The study of the direct and indirect allelopathic effects of Alliaria on plants and beneficial microbes is approaching its 20th year. A critical review of the evidence that has accumulated from laboratory and field studies suggests that this plant could be allelopathic under some circumstances in the field, but other mechanisms of impact, such as competition for nutrients, are perhaps more important. Studies isolating the role that allelopathy plays in the ecology of this plant in the field are lacking, and whether allelopathic effects, when seen, benefit the fitness of garlic mustard is still unclear. Opportunities exist to utilize variation in allelochemical production that exists in Alliaria populations, or changes induced by environmental conditions, coupled with better chemical capture and analytical techniques, to more clearly link allelochemical production by Alliaria to negative impacts on native communities and to the fitness of Alliaria itself.
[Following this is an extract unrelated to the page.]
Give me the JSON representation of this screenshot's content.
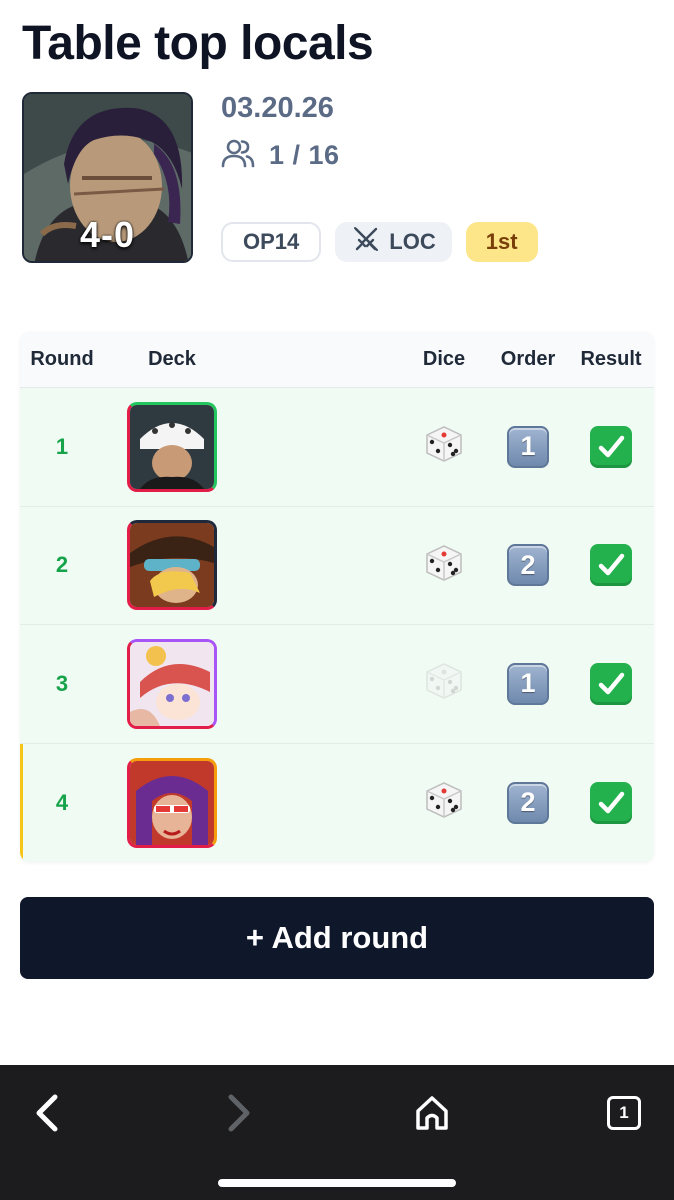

However, there is a growing body of literature on the relative lack of impact of Alliaria on resident plant or microbial communities, especially in areas that have been invaded for some time (Lankau 2010b, Davis et al. 2012, Davis et al. 2014, Davis et al. 2015). Impacts of Alliaria, whether due to allelopathy or other mechanisms, might be observed at the invasion front of this plant before it negatively impacts its own success, where soils and competing plants and microbes are still naïve to this plant, and before natural controls on its populations take root.